Nobody has been involved in more Ryder Cup matches than Billy Foster. One stands out.
Darren Clarke’s participation in 2006 had been in serious doubt following the death of his wife, Heather, just six weeks earlier. Ask Foster, the esteemed caddie, whether it is hard to pick a memorable moment from a Ryder Cup connection stretching back to 1987 and the answer is immediate.
“It is not at all,” Foster says. “Hugging Darren Clarke on the 16th green on Sunday at the K Club in 2006 after he won in the singlers. It was an incredible moment. I have been very fortunate to win 45 tournaments with different players but that will go down as the most special moment of my caddying career.
“Walking on to that 1st tee is the only time I have ever shed a tear on a golf course. I have had some heartbreaking moments, Thomas Bjørn taking three to get out of the bunker at Royal St George’s [in the 2003 Open], and didn’t even cry then but 2006 brought tears to my eyes.”
Clarke had sought Foster’s counsel on whether to accept one of just two available picks from the captain, Ian Woosnam. “He phoned me about three weeks before, telling me he had been offered a wildcard and asking my opinion,” Foster recalls. “I told him he was more than good enough, that he was playing fantastically well, but it was about how he could cope with the added emotion and pressure. I told him Heather would want him to play, to win the Ryder Cup for her. He went out and won all his matches.”
If Foster ever chooses to write a book, the Ryder Cup chapter will be compelling. This week at Marco Simone, where he is on the bag for Matt Fitzpatrick, is Foster’s 15th caddying in the biennial clash. It isn’t just players who are affected by Ryder Cup nerves. “I’ve looked at leaderboards where it’s a sea of red or a sea of blue and your guts are in knots,” Foster says. “You feel like you want to be sick in the middle of the golf course.”

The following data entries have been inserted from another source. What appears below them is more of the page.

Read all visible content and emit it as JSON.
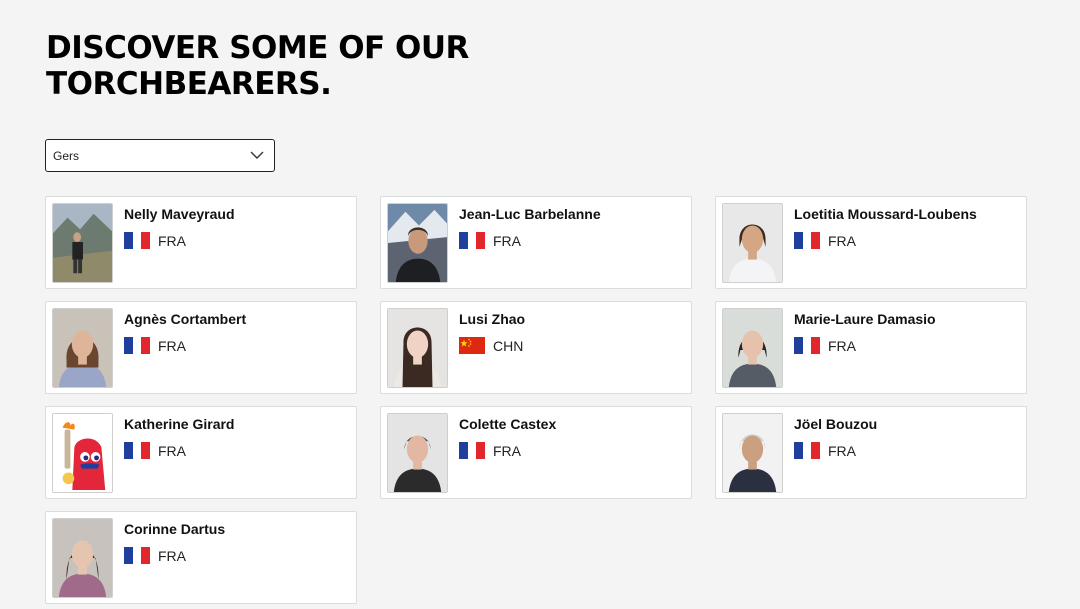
{
  "heading": {
    "line1": "DISCOVER SOME OF OUR",
    "line2": "TORCHBEARERS."
  },
  "filter": {
    "selected": "Gers",
    "icon": "chevron-down-icon"
  },
  "flags": {
    "FRA": {
      "colors": [
        "#1f3f9f",
        "#ffffff",
        "#e1262d"
      ]
    },
    "CHN": {
      "colors": [
        "#de2910",
        "#ffde00"
      ]
    }
  },
  "torchbearers": [
    {
      "name": "Nelly Maveyraud",
      "country": "FRA",
      "photo": "landscape-person"
    },
    {
      "name": "Jean-Luc Barbelanne",
      "country": "FRA",
      "photo": "mountain-person"
    },
    {
      "name": "Loetitia Moussard-Loubens",
      "country": "FRA",
      "photo": "light-portrait"
    },
    {
      "name": "Agnès Cortambert",
      "country": "FRA",
      "photo": "portrait-glasses"
    },
    {
      "name": "Lusi Zhao",
      "country": "CHN",
      "photo": "portrait-long-hair"
    },
    {
      "name": "Marie-Laure Damasio",
      "country": "FRA",
      "photo": "portrait-dark-hair"
    },
    {
      "name": "Katherine Girard",
      "country": "FRA",
      "photo": "mascot"
    },
    {
      "name": "Colette Castex",
      "country": "FRA",
      "photo": "portrait-short-hair"
    },
    {
      "name": "Jöel Bouzou",
      "country": "FRA",
      "photo": "portrait-grey-hair"
    },
    {
      "name": "Corinne Dartus",
      "country": "FRA",
      "photo": "portrait-brown-hair"
    }
  ]
}
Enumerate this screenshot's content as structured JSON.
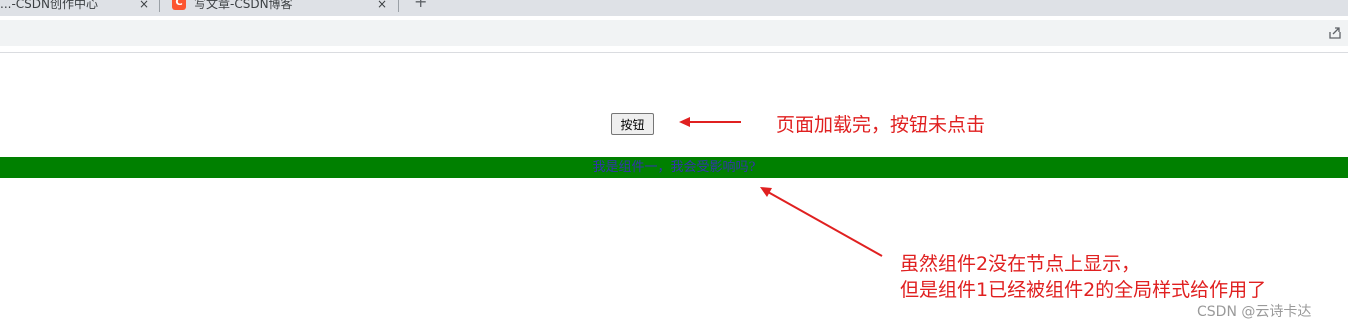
{
  "browser": {
    "tabs": [
      {
        "label": "...-CSDN创作中心",
        "close": "×"
      },
      {
        "label": "写文章-CSDN博客",
        "close": "×",
        "favicon": "C"
      }
    ],
    "new_tab": "+"
  },
  "page": {
    "button_label": "按钮",
    "component_text": "我是组件一，我会受影响吗?",
    "green_bar_color": "#008000"
  },
  "annotations": {
    "top": "页面加载完，按钮未点击",
    "bottom_line1": "虽然组件2没在节点上显示，",
    "bottom_line2": "但是组件1已经被组件2的全局样式给作用了",
    "color": "#e02020"
  },
  "watermark": "CSDN @云诗卡达"
}
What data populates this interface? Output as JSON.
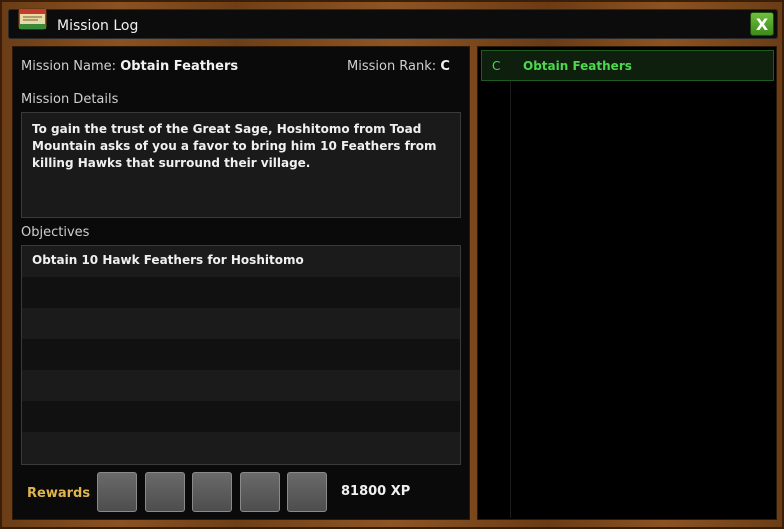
{
  "window": {
    "title": "Mission Log",
    "close_label": "X"
  },
  "mission": {
    "name_label": "Mission Name:",
    "name": "Obtain Feathers",
    "rank_label": "Mission Rank:",
    "rank": "C",
    "details_label": "Mission Details",
    "details": "To gain the trust of the Great Sage, Hoshitomo from Toad Mountain asks of you a favor to bring him 10 Feathers from killing Hawks that surround their village.",
    "objectives_label": "Objectives",
    "objectives": [
      "Obtain 10 Hawk Feathers for Hoshitomo",
      "",
      "",
      "",
      "",
      "",
      ""
    ]
  },
  "rewards": {
    "label": "Rewards",
    "slots": 5,
    "xp": "81800 XP"
  },
  "mission_list": [
    {
      "rank": "C",
      "name": "Obtain Feathers",
      "selected": true
    }
  ],
  "colors": {
    "accent_green": "#4dd84d",
    "rewards_gold": "#e0b64a",
    "close_green": "#5aae2e"
  },
  "icons": [
    "scroll-log-icon",
    "close-icon"
  ]
}
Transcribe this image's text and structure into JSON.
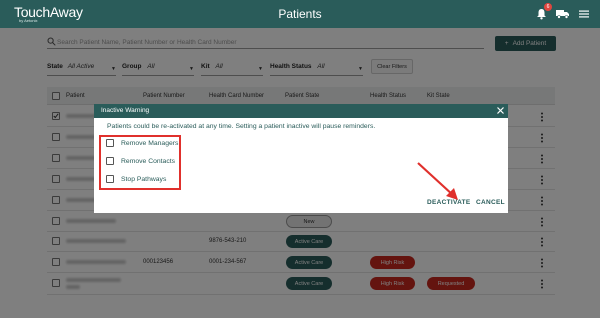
{
  "header": {
    "logo": "TouchAway",
    "logo_sub": "by Aetonix",
    "title": "Patients",
    "notification_count": "6"
  },
  "toolbar": {
    "search_placeholder": "Search Patient Name, Patient Number or Health Card Number",
    "add_patient_label": "Add Patient",
    "add_icon": "+"
  },
  "filters": {
    "state_label": "State",
    "state_value": "All Active",
    "group_label": "Group",
    "group_value": "All",
    "kit_label": "Kit",
    "kit_value": "All",
    "health_label": "Health Status",
    "health_value": "All",
    "clear_label": "Clear Filters"
  },
  "table": {
    "columns": [
      "Patient",
      "Patient Number",
      "Health Card Number",
      "Patient State",
      "Health Status",
      "Kit State"
    ],
    "rows": [
      {
        "patient_number": "",
        "health_card": "",
        "state": "",
        "health": "",
        "kit": ""
      },
      {
        "patient_number": "",
        "health_card": "",
        "state": "",
        "health": "",
        "kit": ""
      },
      {
        "patient_number": "",
        "health_card": "",
        "state": "",
        "health": "",
        "kit": ""
      },
      {
        "patient_number": "",
        "health_card": "",
        "state": "",
        "health": "",
        "kit": ""
      },
      {
        "patient_number": "",
        "health_card": "",
        "state": "",
        "health": "",
        "kit": ""
      },
      {
        "patient_number": "",
        "health_card": "",
        "state": "",
        "health": "",
        "kit": ""
      },
      {
        "patient_number": "",
        "health_card": "",
        "state": "New",
        "health": "",
        "kit": ""
      },
      {
        "patient_number": "",
        "health_card": "9876-543-210",
        "state": "Active Care",
        "health": "",
        "kit": ""
      },
      {
        "patient_number": "000123456",
        "health_card": "0001-234-567",
        "state": "Active Care",
        "health": "High Risk",
        "kit": ""
      },
      {
        "patient_number": "",
        "health_card": "",
        "state": "Active Care",
        "health": "High Risk",
        "kit": "Requested"
      }
    ]
  },
  "modal": {
    "title": "Inactive Warning",
    "message": "Patients could be re-activated at any time. Setting a patient inactive will pause reminders.",
    "options": [
      "Remove Managers",
      "Remove Contacts",
      "Stop Pathways"
    ],
    "deactivate_label": "DEACTIVATE",
    "cancel_label": "CANCEL"
  },
  "colors": {
    "brand": "#2a5c5a",
    "danger": "#c8281e",
    "highlight": "#e0302c"
  }
}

He has also taken on backroom roles. The most “incredible” game he sampled ended with Fred Couples and Paul Azinger finishing all square with Seve Ballesteros and José María Olazábal in 1991. The Spanish duo were Ryder Cup icons. Foster, while working for Ballesteros, was in awe of their passion.
“They were like two junkyard dogs,” says the Yorkshireman. “They wanted to win at all costs and Seve would win at all costs. He wanted to slice their chests open, rip their heart out and give it back on the 18th green. I used to call them demented rottweilers, frothing at the mouth, straining at the leash going on to the 1st tee.”
Ballesteros was especially ferocious when it came to all things American. “You have never seen anyone with so much passion or hatred,” Foster adds. “And hatred is the word. You don’t see hatred in a Ryder Cup any more but 25-30 years ago it was very much ‘them against us.’ Seve felt aggrieved in a lot of ways about his career in the US and he hated them. That edge, that hatred has disappeared.”
One can almost sense a tinge of disappointment. Still, the harmony of Team Europe in this environment runs deep. “We are a band of brothers,” says Foster. “People who don’t necessarily get along with each other are best mates that week. We have great fun out there but you go through so many different emotions. Those brothers are there for you if you have had a shit time – and if it’s time to celebrate, there’s no celebration like it.
“The Ryder Cup makes the majors look like monthly medals. Atmosphere wise, it is second to none. It’s in my blood. I’ve been caddying full-time since I was 16. The European Tour has been everything to me. I just hope it can get back on its feet because it has taken a few kickings, which has been sad to see.”
There have been hilarious episodes. In 2004 at Oakland Hills, he stole Bjørn’s buggy during a practice session. The trouble was, Foster and his clubs duly fell out of the cart. “From my knees, all I could see was the buggy careering towards the crowd,” Foster says. “I was thinking of broken legs, lawsuits. It was like the parting of the Sea of Galilee as the buggy went racing through the crowd, into the trees. Everybody found it hysterical … apart from Clarkey, who went absolutely mental at me.”
Foster shrugs off the scale of the US celebrations at Brookline in 1999, which drew harsh criticism from some in the European camp. “I could understand it,” he says. “You just get on with it. They played the better golf.”
He is more expansive on the situation of Lee Westwood, another former employer, and other high-profile European golfers who find themselves ostracised from the Ryder Cup after their switch to LIV. It does not sit properly with Foster.
“It is a shame,” says the 57-year-old. “I can see the other side, I can see everyone else’s point of view. Mine is that you look at what goes on in that locker room, you see the performances of certain players – Westwood, García, Poulter – and what they have brought to the team. They have been inspirational. I think it’s very sad that they won’t be involved any more as things stand. Those three guys would be your next three captains, no doubt.”
Fitzpatrick, who won the US Open alongside Foster last summer, is strangely yet to win a Ryder Cup. Foster believes the Englishman has been “unfortunate” in that regard but has backed the 29-year-old to break his duck. “He is twice the player he was three or four years ago,” Foster insists. Experience dictates this is a man worth listening to.